October 4, 2008
A "Winter Storm Warning" is in effect for the western mountains of Colorado starting this afternoon, as the first significant storm of the season begins to affect our weather. A sharp change is on the way for Sunday and Monday in the mountains and on the plains as a strong cold front and low pressure area move closer to us. Ahead of the system, gusty winds will kick up but temperatures will remain mild. With this type of system, we usually feel what we call "the warm before the storm". That will be the case today with winds from the southwest along the Front Range through this afternoon. Wind speeds in the 25 to 30 mph range can be expected, especially close to the foothills. These will be downsloping winds, so temperatures are forecast to remain mild through this afternoon. A few late afternoon showers or thunderstorms are also possible.In the mountains, we're looking for snow to begin late today especially in the western mountains including Telluride and Aspen. The snow level will drop to around 9,000 feet, with 6 to 12 inches of accumulation expected by late Sunday across the higher passes.

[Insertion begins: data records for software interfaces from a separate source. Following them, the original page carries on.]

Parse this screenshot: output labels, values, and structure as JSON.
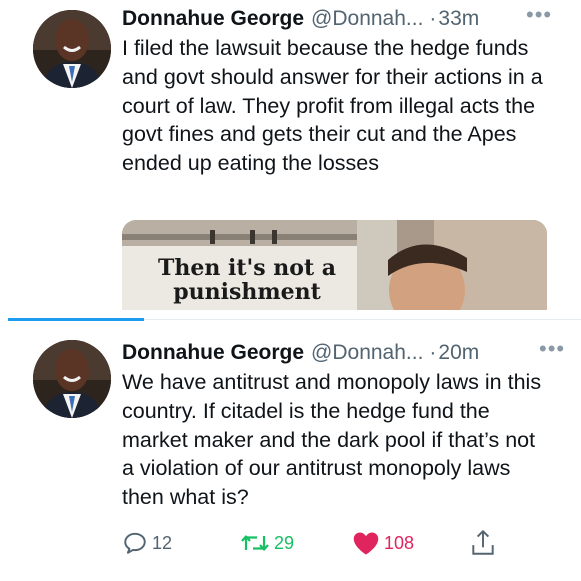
{
  "tweets": [
    {
      "author": "Donnahue George",
      "handle": "@Donnah...",
      "separator": "·",
      "time": "33m",
      "text": "I filed the lawsuit because the hedge funds and govt should answer for their actions in a court of law. They profit from illegal acts the govt fines and gets their cut and the Apes ended up eating the losses",
      "media_text": "Then it's not a punishment"
    },
    {
      "author": "Donnahue George",
      "handle": "@Donnah...",
      "separator": "·",
      "time": "20m",
      "text": "We have antitrust and monopoly laws in this country. If citadel is the hedge fund the market maker and the dark pool if that’s not a violation of our antitrust monopoly laws then what is?",
      "replies": "12",
      "retweets": "29",
      "likes": "108"
    }
  ],
  "colors": {
    "accent": "#1d9bf0",
    "retweet": "#17bf63",
    "like": "#e0245e",
    "secondary_text": "#536471"
  },
  "icons": [
    "more-icon",
    "reply-icon",
    "retweet-icon",
    "heart-icon",
    "share-icon"
  ]
}
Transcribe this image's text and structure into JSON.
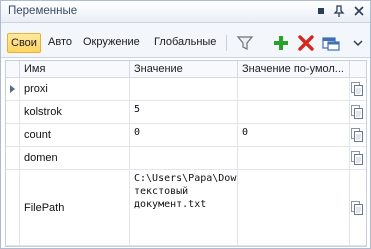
{
  "panel": {
    "title": "Переменные",
    "title_buttons": [
      {
        "name": "square-icon",
        "glyph": "▪"
      },
      {
        "name": "pin-icon",
        "glyph": "⊥"
      },
      {
        "name": "close-icon",
        "glyph": "×"
      }
    ]
  },
  "toolbar": {
    "tabs": [
      "Свои",
      "Авто",
      "Окружение",
      "Глобальные"
    ],
    "active_tab": "Свои",
    "accent_color": "#ffd45e",
    "buttons": [
      {
        "name": "filter-icon"
      },
      {
        "name": "add-icon",
        "color": "#2aa12a"
      },
      {
        "name": "delete-icon",
        "color": "#d4281c"
      },
      {
        "name": "window-icon"
      },
      {
        "name": "chevron-down-icon"
      }
    ]
  },
  "grid": {
    "columns": [
      "Имя",
      "Значение",
      "Значение по-умол..."
    ],
    "rows": [
      {
        "name": "proxi",
        "value": "",
        "default": "",
        "current": true
      },
      {
        "name": "kolstrok",
        "value": "5",
        "default": "",
        "current": false
      },
      {
        "name": "count",
        "value": "0",
        "default": "0",
        "current": false
      },
      {
        "name": "domen",
        "value": "",
        "default": "",
        "current": false
      },
      {
        "name": "FilePath",
        "value": "C:\\Users\\Papa\\Downloads\\Новый текстовый документ.txt",
        "default": "",
        "current": false
      }
    ]
  }
}
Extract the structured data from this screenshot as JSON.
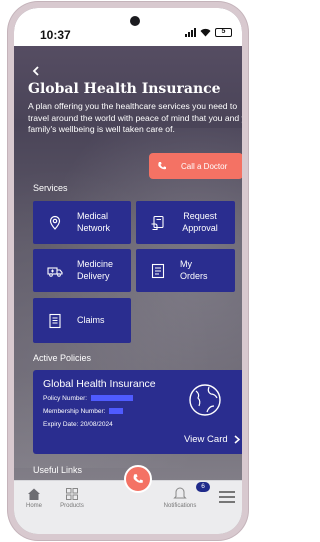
{
  "status_bar": {
    "time": "10:37",
    "battery": "5"
  },
  "header": {
    "back_icon": "back-arrow-icon",
    "title": "Global Health Insurance",
    "description": "A plan offering you the healthcare services you need to travel around the world with peace of mind that you and your family's wellbeing is well taken care of."
  },
  "call_button": {
    "label": "Call a Doctor",
    "icon": "phone-icon"
  },
  "services": {
    "title": "Services",
    "items": [
      {
        "label": "Medical Network",
        "icon": "location-pin-icon"
      },
      {
        "label": "Request Approval",
        "icon": "hand-document-icon"
      },
      {
        "label": "Medicine Delivery",
        "icon": "ambulance-icon"
      },
      {
        "label": "My Orders",
        "icon": "order-list-icon"
      },
      {
        "label": "Claims",
        "icon": "claims-document-icon"
      }
    ]
  },
  "active_policies": {
    "title": "Active Policies",
    "policy": {
      "name": "Global Health Insurance",
      "policy_number_label": "Policy Number:",
      "membership_number_label": "Membership Number:",
      "expiry": "Expiry Date: 20/08/2024",
      "view_card": "View Card",
      "icon": "globe-icon"
    }
  },
  "useful_links": {
    "title": "Useful Links"
  },
  "bottom_nav": {
    "items": [
      {
        "label": "Home",
        "icon": "home-icon"
      },
      {
        "label": "Products",
        "icon": "grid-icon"
      },
      {
        "label": "Notifications",
        "icon": "notifications-icon"
      }
    ],
    "notification_count": "6",
    "fab_icon": "phone-icon",
    "menu_icon": "hamburger-menu-icon"
  },
  "colors": {
    "accent": "#f47264",
    "card": "#2a2d8f",
    "badge": "#1f2a8a"
  }
}
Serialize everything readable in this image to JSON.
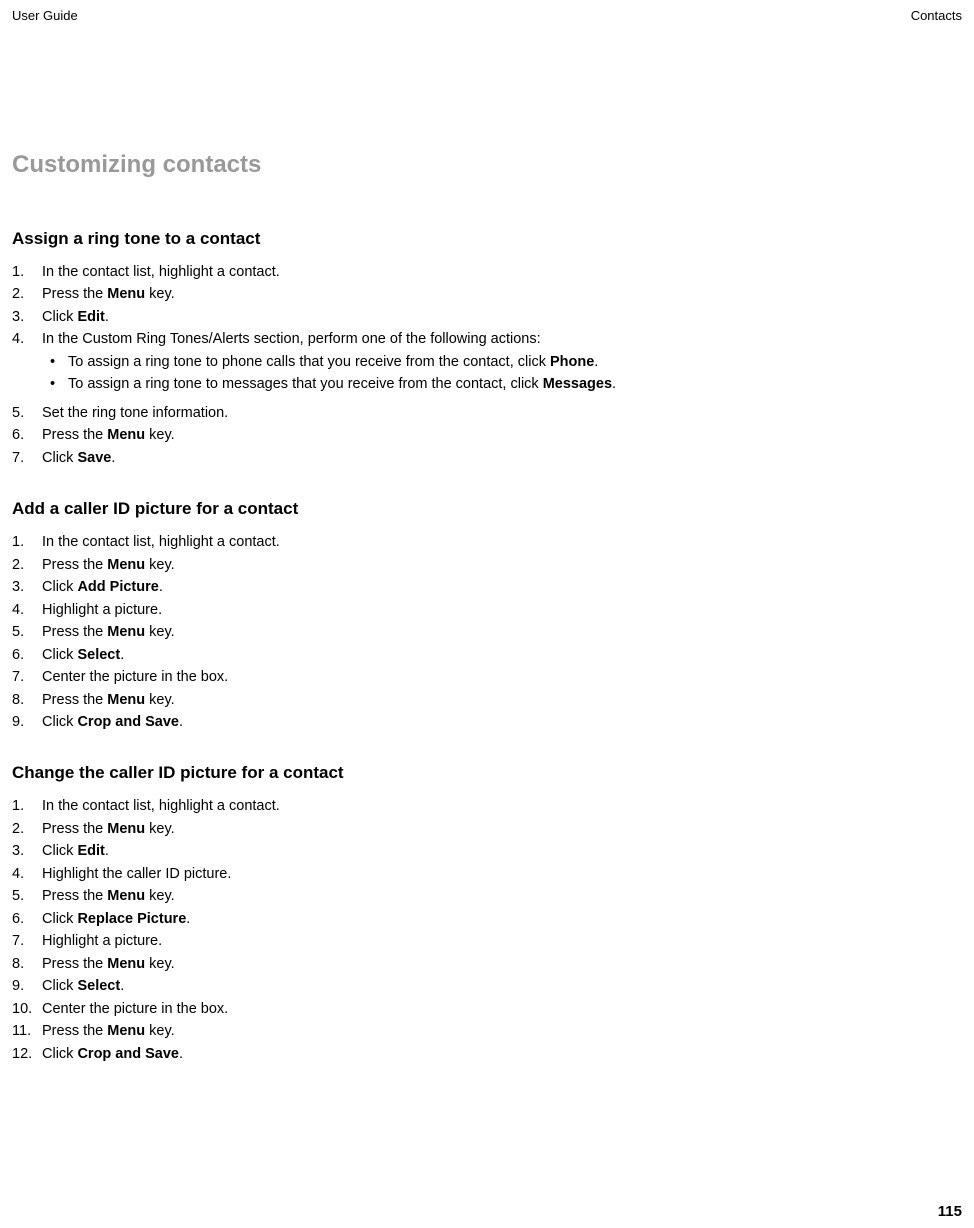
{
  "header": {
    "left": "User Guide",
    "right": "Contacts"
  },
  "main_heading": "Customizing contacts",
  "sections": [
    {
      "heading": "Assign a ring tone to a contact",
      "steps": [
        [
          {
            "t": "In the contact list, highlight a contact."
          }
        ],
        [
          {
            "t": "Press the "
          },
          {
            "t": "Menu",
            "b": true
          },
          {
            "t": " key."
          }
        ],
        [
          {
            "t": "Click "
          },
          {
            "t": "Edit",
            "b": true
          },
          {
            "t": "."
          }
        ],
        [
          {
            "t": "In the Custom Ring Tones/Alerts section, perform one of the following actions:"
          }
        ],
        [
          {
            "t": "Set the ring tone information."
          }
        ],
        [
          {
            "t": "Press the "
          },
          {
            "t": "Menu",
            "b": true
          },
          {
            "t": " key."
          }
        ],
        [
          {
            "t": "Click "
          },
          {
            "t": "Save",
            "b": true
          },
          {
            "t": "."
          }
        ]
      ],
      "sub_after_step": 4,
      "subs": [
        [
          {
            "t": "To assign a ring tone to phone calls that you receive from the contact, click "
          },
          {
            "t": "Phone",
            "b": true
          },
          {
            "t": "."
          }
        ],
        [
          {
            "t": "To assign a ring tone to messages that you receive from the contact, click "
          },
          {
            "t": "Messages",
            "b": true
          },
          {
            "t": "."
          }
        ]
      ]
    },
    {
      "heading": "Add a caller ID picture for a contact",
      "steps": [
        [
          {
            "t": "In the contact list, highlight a contact."
          }
        ],
        [
          {
            "t": "Press the "
          },
          {
            "t": "Menu",
            "b": true
          },
          {
            "t": " key."
          }
        ],
        [
          {
            "t": "Click "
          },
          {
            "t": "Add Picture",
            "b": true
          },
          {
            "t": "."
          }
        ],
        [
          {
            "t": "Highlight a picture."
          }
        ],
        [
          {
            "t": "Press the "
          },
          {
            "t": "Menu",
            "b": true
          },
          {
            "t": " key."
          }
        ],
        [
          {
            "t": "Click "
          },
          {
            "t": "Select",
            "b": true
          },
          {
            "t": "."
          }
        ],
        [
          {
            "t": "Center the picture in the box."
          }
        ],
        [
          {
            "t": "Press the "
          },
          {
            "t": "Menu",
            "b": true
          },
          {
            "t": " key."
          }
        ],
        [
          {
            "t": "Click "
          },
          {
            "t": "Crop and Save",
            "b": true
          },
          {
            "t": "."
          }
        ]
      ]
    },
    {
      "heading": "Change the caller ID picture for a contact",
      "steps": [
        [
          {
            "t": "In the contact list, highlight a contact."
          }
        ],
        [
          {
            "t": "Press the "
          },
          {
            "t": "Menu",
            "b": true
          },
          {
            "t": " key."
          }
        ],
        [
          {
            "t": "Click "
          },
          {
            "t": "Edit",
            "b": true
          },
          {
            "t": "."
          }
        ],
        [
          {
            "t": "Highlight the caller ID picture."
          }
        ],
        [
          {
            "t": "Press the "
          },
          {
            "t": "Menu",
            "b": true
          },
          {
            "t": " key."
          }
        ],
        [
          {
            "t": "Click "
          },
          {
            "t": "Replace Picture",
            "b": true
          },
          {
            "t": "."
          }
        ],
        [
          {
            "t": "Highlight a picture."
          }
        ],
        [
          {
            "t": "Press the "
          },
          {
            "t": "Menu",
            "b": true
          },
          {
            "t": " key."
          }
        ],
        [
          {
            "t": "Click "
          },
          {
            "t": "Select",
            "b": true
          },
          {
            "t": "."
          }
        ],
        [
          {
            "t": "Center the picture in the box."
          }
        ],
        [
          {
            "t": "Press the "
          },
          {
            "t": "Menu",
            "b": true
          },
          {
            "t": " key."
          }
        ],
        [
          {
            "t": "Click "
          },
          {
            "t": "Crop and Save",
            "b": true
          },
          {
            "t": "."
          }
        ]
      ]
    }
  ],
  "page_number": "115"
}
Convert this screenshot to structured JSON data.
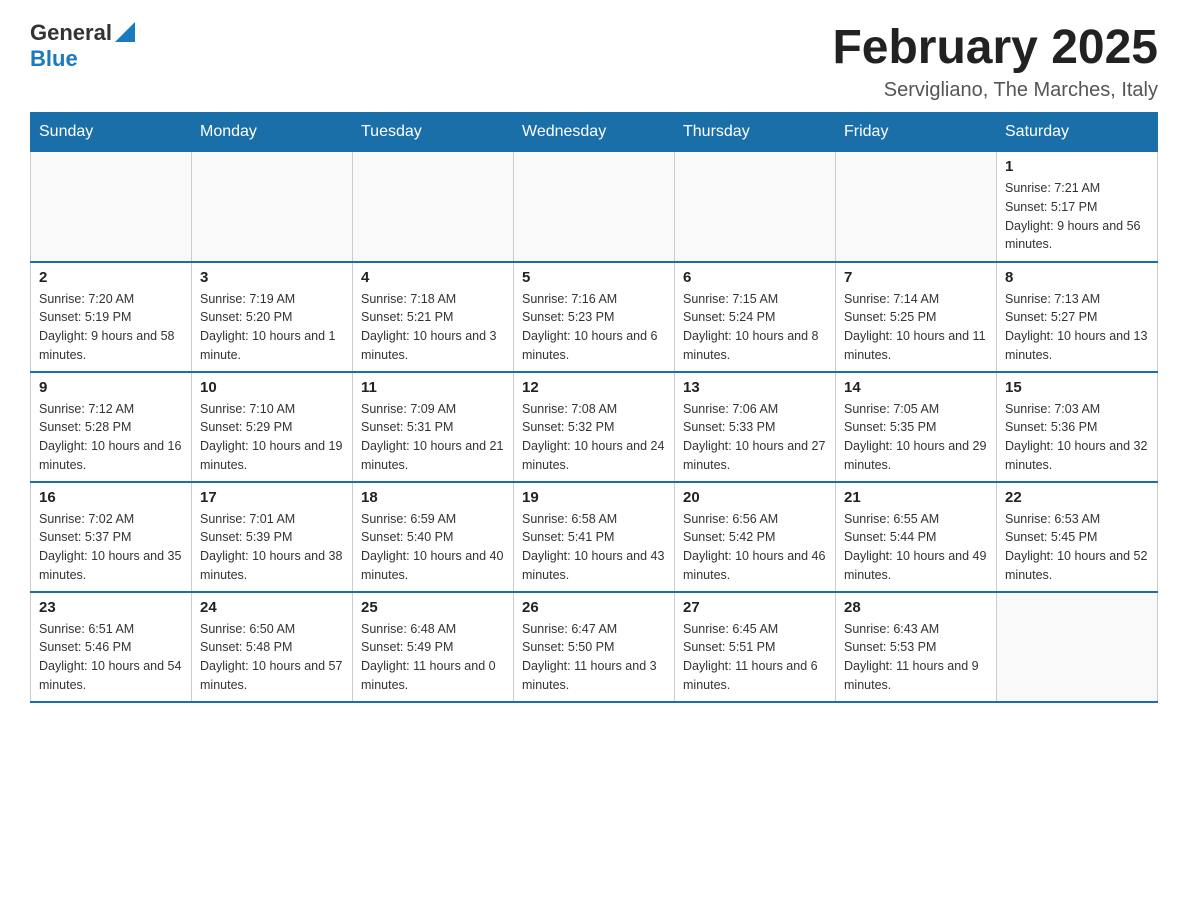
{
  "header": {
    "logo": {
      "text_general": "General",
      "text_blue": "Blue"
    },
    "title": "February 2025",
    "subtitle": "Servigliano, The Marches, Italy"
  },
  "days_of_week": [
    "Sunday",
    "Monday",
    "Tuesday",
    "Wednesday",
    "Thursday",
    "Friday",
    "Saturday"
  ],
  "weeks": [
    {
      "days": [
        {
          "number": "",
          "info": ""
        },
        {
          "number": "",
          "info": ""
        },
        {
          "number": "",
          "info": ""
        },
        {
          "number": "",
          "info": ""
        },
        {
          "number": "",
          "info": ""
        },
        {
          "number": "",
          "info": ""
        },
        {
          "number": "1",
          "info": "Sunrise: 7:21 AM\nSunset: 5:17 PM\nDaylight: 9 hours and 56 minutes."
        }
      ]
    },
    {
      "days": [
        {
          "number": "2",
          "info": "Sunrise: 7:20 AM\nSunset: 5:19 PM\nDaylight: 9 hours and 58 minutes."
        },
        {
          "number": "3",
          "info": "Sunrise: 7:19 AM\nSunset: 5:20 PM\nDaylight: 10 hours and 1 minute."
        },
        {
          "number": "4",
          "info": "Sunrise: 7:18 AM\nSunset: 5:21 PM\nDaylight: 10 hours and 3 minutes."
        },
        {
          "number": "5",
          "info": "Sunrise: 7:16 AM\nSunset: 5:23 PM\nDaylight: 10 hours and 6 minutes."
        },
        {
          "number": "6",
          "info": "Sunrise: 7:15 AM\nSunset: 5:24 PM\nDaylight: 10 hours and 8 minutes."
        },
        {
          "number": "7",
          "info": "Sunrise: 7:14 AM\nSunset: 5:25 PM\nDaylight: 10 hours and 11 minutes."
        },
        {
          "number": "8",
          "info": "Sunrise: 7:13 AM\nSunset: 5:27 PM\nDaylight: 10 hours and 13 minutes."
        }
      ]
    },
    {
      "days": [
        {
          "number": "9",
          "info": "Sunrise: 7:12 AM\nSunset: 5:28 PM\nDaylight: 10 hours and 16 minutes."
        },
        {
          "number": "10",
          "info": "Sunrise: 7:10 AM\nSunset: 5:29 PM\nDaylight: 10 hours and 19 minutes."
        },
        {
          "number": "11",
          "info": "Sunrise: 7:09 AM\nSunset: 5:31 PM\nDaylight: 10 hours and 21 minutes."
        },
        {
          "number": "12",
          "info": "Sunrise: 7:08 AM\nSunset: 5:32 PM\nDaylight: 10 hours and 24 minutes."
        },
        {
          "number": "13",
          "info": "Sunrise: 7:06 AM\nSunset: 5:33 PM\nDaylight: 10 hours and 27 minutes."
        },
        {
          "number": "14",
          "info": "Sunrise: 7:05 AM\nSunset: 5:35 PM\nDaylight: 10 hours and 29 minutes."
        },
        {
          "number": "15",
          "info": "Sunrise: 7:03 AM\nSunset: 5:36 PM\nDaylight: 10 hours and 32 minutes."
        }
      ]
    },
    {
      "days": [
        {
          "number": "16",
          "info": "Sunrise: 7:02 AM\nSunset: 5:37 PM\nDaylight: 10 hours and 35 minutes."
        },
        {
          "number": "17",
          "info": "Sunrise: 7:01 AM\nSunset: 5:39 PM\nDaylight: 10 hours and 38 minutes."
        },
        {
          "number": "18",
          "info": "Sunrise: 6:59 AM\nSunset: 5:40 PM\nDaylight: 10 hours and 40 minutes."
        },
        {
          "number": "19",
          "info": "Sunrise: 6:58 AM\nSunset: 5:41 PM\nDaylight: 10 hours and 43 minutes."
        },
        {
          "number": "20",
          "info": "Sunrise: 6:56 AM\nSunset: 5:42 PM\nDaylight: 10 hours and 46 minutes."
        },
        {
          "number": "21",
          "info": "Sunrise: 6:55 AM\nSunset: 5:44 PM\nDaylight: 10 hours and 49 minutes."
        },
        {
          "number": "22",
          "info": "Sunrise: 6:53 AM\nSunset: 5:45 PM\nDaylight: 10 hours and 52 minutes."
        }
      ]
    },
    {
      "days": [
        {
          "number": "23",
          "info": "Sunrise: 6:51 AM\nSunset: 5:46 PM\nDaylight: 10 hours and 54 minutes."
        },
        {
          "number": "24",
          "info": "Sunrise: 6:50 AM\nSunset: 5:48 PM\nDaylight: 10 hours and 57 minutes."
        },
        {
          "number": "25",
          "info": "Sunrise: 6:48 AM\nSunset: 5:49 PM\nDaylight: 11 hours and 0 minutes."
        },
        {
          "number": "26",
          "info": "Sunrise: 6:47 AM\nSunset: 5:50 PM\nDaylight: 11 hours and 3 minutes."
        },
        {
          "number": "27",
          "info": "Sunrise: 6:45 AM\nSunset: 5:51 PM\nDaylight: 11 hours and 6 minutes."
        },
        {
          "number": "28",
          "info": "Sunrise: 6:43 AM\nSunset: 5:53 PM\nDaylight: 11 hours and 9 minutes."
        },
        {
          "number": "",
          "info": ""
        }
      ]
    }
  ]
}
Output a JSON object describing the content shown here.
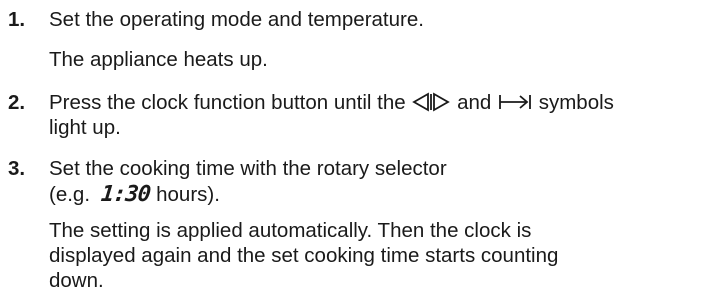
{
  "steps": [
    {
      "number": "1.",
      "text": "Set the operating mode and temperature.",
      "result": "The appliance heats up."
    },
    {
      "number": "2.",
      "text_before": "Press the clock function button until the",
      "text_middle": "and",
      "text_after": "symbols",
      "text_line2": "light up.",
      "icons": [
        "duration-arrows-icon",
        "end-time-arrow-icon"
      ]
    },
    {
      "number": "3.",
      "text_line1": "Set the cooking time with the rotary selector",
      "example_prefix": "(e.g.",
      "display_value": "1:30",
      "example_suffix": "hours).",
      "result_lines": [
        "The setting is applied automatically. Then the clock is",
        "displayed again and the set cooking time starts counting",
        "down."
      ]
    }
  ]
}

Travel will be difficult with low visibility and slick roads.For Denver and the Front Range, expect a mild but breezy day today with a few afternoon showers or thunderstorms. Highs will top out in the upper 70s to near 80. For tonight, showers and thunderstorms are again possible with low temperatures dipping into the upper 40s. On Sunday we'll really feel the change with showers and thunderstorms a good bet by afternoon and highs only in the low to mid 60s. By Monday, a moist upslope flow will bring chilly air and showers to the area. High temperatures on Monday will only be in the 50s with a good chance of showers. Things will clear out and warm up starting Tuesday.